Her attractiveness as a lawyer  for a job that would involve negotiations

Board approached EVF during search committee – just pregnant
Ready to take job but only after Board meeting with department chairs to get their support.
Search committee members Barbara Miller/Duncan Foley/Kathryn Yatrakis on search committee also supportive/endorsing

BC contingency planning before the dime dropped

What to do?
1. Curriculum —  had not been reviewed in 20 years;  had been obliged to think about differences between the curricula of CC and BC; could take advantage of CC’s conservatism. Interdisciplinary developments

2.  More involvement in the arts – Theater/beefed up dance/turn toward architecture – double-downed on writing (Mary Gordon appointment)

3. Housing —  A new dorm  — “We thought it essential – not “betting the ranch” (my phrase)
BC was in a “fragile” financial condition  — but true of most colleges most of the time….
Board decision the night before EVF had second child

  1. Launch BC’s first (?) capital campaign of $40 million; (The 1979  JAM $20 million campaign never formally launched);
    Most campaigns start with big gifts, then announcement – BC in this instance
    “backwards campaign”  — collect the small donations first because  large ones not as yet identified
  2. Centennial Scholar – That the school stood for the best – another instance of the commitment to maintain the quality of students and faculty (EVF and board as one on this.)

All these initiatives  intended to say to the world: “We’re here to stay.”
Rethinking the BC message:
EVF view: BC should not deny CU link – keep the bridge – even while showcasing its distinctive features
“Where else in America can a young woman attend a liberal arts college in NYC affiliated with a great university?”

EVF:  We did not try to get rid of Ad Hoc mechanism; used Faculty Planning Committee to reallocate tenure lines where new need, not just replacing retired faculty in the same departments. All to the end of assuring a faculty of quality.


BMc to EVF:  What’s the role of the City’s changing fortunes?
“We are absolutely tied to the City.”
City changed, but so did the demography change – from too few of college age to numbers in the 1990s more favorable to higher education
Elly Elliott – “Barnard keeps its light under a basket.” EVF determined not to do so. Great data to work with to make the case for Barnard.  [Tidball report found in a desk drawer…]

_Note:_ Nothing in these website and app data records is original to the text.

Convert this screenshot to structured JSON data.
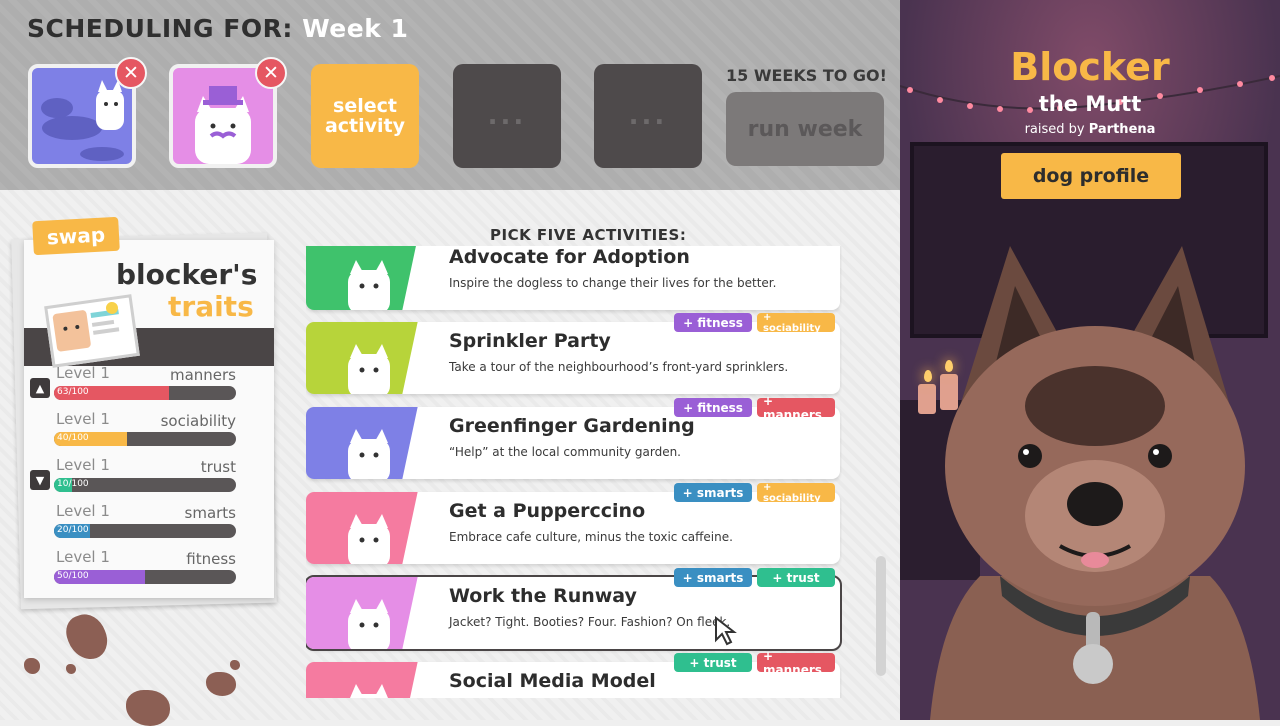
{
  "header": {
    "label": "SCHEDULING FOR:",
    "week": "Week 1"
  },
  "slots": {
    "select_label_1": "select",
    "select_label_2": "activity",
    "empty_label": "...",
    "remove_symbol": "✕"
  },
  "weeks_to_go": "15 WEEKS TO GO!",
  "run_week": "run week",
  "traits": {
    "swap": "swap",
    "title_name": "blocker's",
    "title_word": "traits",
    "items": [
      {
        "level": "Level 1",
        "name": "manners",
        "value_text": "63/100",
        "fraction": 0.63,
        "color": "#e55762",
        "arrow": "up"
      },
      {
        "level": "Level 1",
        "name": "sociability",
        "value_text": "40/100",
        "fraction": 0.4,
        "color": "#f8b847",
        "arrow": ""
      },
      {
        "level": "Level 1",
        "name": "trust",
        "value_text": "10/100",
        "fraction": 0.1,
        "color": "#2fbf8f",
        "arrow": "down"
      },
      {
        "level": "Level 1",
        "name": "smarts",
        "value_text": "20/100",
        "fraction": 0.2,
        "color": "#3a8fc2",
        "arrow": ""
      },
      {
        "level": "Level 1",
        "name": "fitness",
        "value_text": "50/100",
        "fraction": 0.5,
        "color": "#9a5fd6",
        "arrow": ""
      }
    ]
  },
  "activities_header": "PICK FIVE ACTIVITIES:",
  "activities": [
    {
      "title": "Advocate for Adoption",
      "desc": "Inspire the dogless to change their lives for the better.",
      "art_color": "#3fc26c",
      "tags": []
    },
    {
      "title": "Sprinkler Party",
      "desc": "Take a tour of the neighbourhood’s front-yard sprinklers.",
      "art_color": "#b7d43a",
      "tags": [
        {
          "label": "+ fitness",
          "color": "#9a5fd6"
        },
        {
          "label": "+ sociability",
          "color": "#f8b847"
        }
      ]
    },
    {
      "title": "Greenfinger Gardening",
      "desc": "“Help” at the local community garden.",
      "art_color": "#7e80e6",
      "tags": [
        {
          "label": "+ fitness",
          "color": "#9a5fd6"
        },
        {
          "label": "+ manners",
          "color": "#e55762"
        }
      ]
    },
    {
      "title": "Get a Pupperccino",
      "desc": "Embrace cafe culture, minus the toxic caffeine.",
      "art_color": "#f57ba0",
      "tags": [
        {
          "label": "+ smarts",
          "color": "#3a8fc2"
        },
        {
          "label": "+ sociability",
          "color": "#f8b847"
        }
      ]
    },
    {
      "title": "Work the Runway",
      "desc": "Jacket? Tight. Booties? Four. Fashion? On fleek.",
      "art_color": "#e58ee6",
      "tags": [
        {
          "label": "+ smarts",
          "color": "#3a8fc2"
        },
        {
          "label": "+ trust",
          "color": "#2fbf8f"
        }
      ]
    },
    {
      "title": "Social Media Model",
      "desc": "",
      "art_color": "#f57ba0",
      "tags": [
        {
          "label": "+ trust",
          "color": "#2fbf8f"
        },
        {
          "label": "+ manners",
          "color": "#e55762"
        }
      ]
    }
  ],
  "dog": {
    "name": "Blocker",
    "breed": "the Mutt",
    "raised_by_prefix": "raised by",
    "owner": "Parthena",
    "profile_button": "dog profile"
  },
  "colors": {
    "accent": "#f8b847",
    "remove": "#e55762",
    "panel": "#4a3350"
  }
}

“You need it all. [City and demography]Gave us wind at our back.’
NYC by the end of 1980s trying to present itself as attractive college town…


BMC graph line:
EVF on Martha Peterson – Has both CU and Vietnam to deal with. Downward slope despite her  day-to-day successes.
EVF on Peterson: “She had a tough hand to play.”

1980 – BMc : “Hit bottom?”  EVF: A fair statement.
Followed by your 13-year  “Turnaround”
EVF: “I chose to use the crisis to get the Barnard quality story out;

“We wanted to be sure that Barnard faculty and students remained very much a part of the community.”
Assuring access to teams  and dorms for BC students
Assuring access to Butler and graduate teaching  from BC faculty
“This was not a divorce.”

Both BC and CU getting beyond the George Fraenkel interpretation  of CU’s problems  à that  BC had to be financially squeezed  to save CU – puts too much on BC’s  capacities to solve CU problem

What’s missing here [in my questions] ?
EVF: BC’s commitment to “need blind” in 1980s – though it was killing us financially
NY Times editorial applauding BC for remaining true to its commitment to first-generation clientele.

Decade-long negotiations prompted  self-examination on several fronts  and led to sharpening of the institution’s self-identity.  “We were ready to go when we were called upon to do so.”


BMc final question;
Why Wisconsin??  [EVF:” Not that good a high school student….”
The Meiklejohn school for two years – a small college, positive  experience ; but homesick and COLD….
Barnard so open to transfer students – accepting into places of student leadership
Deep ties to BC and CU – home
EVF’s grandmother a TC grad/friend of Sarah Butler

EVF final thought:
Remains impressed a quarter-century later with the BC board’s united  effectiveness in 1980s and, divisions aside, its ability to make tough decisions in the 1970s.

Interview ended at 4:45 PM
Rough transcript sent to EVF for her edits, comment, 6/26/ 2015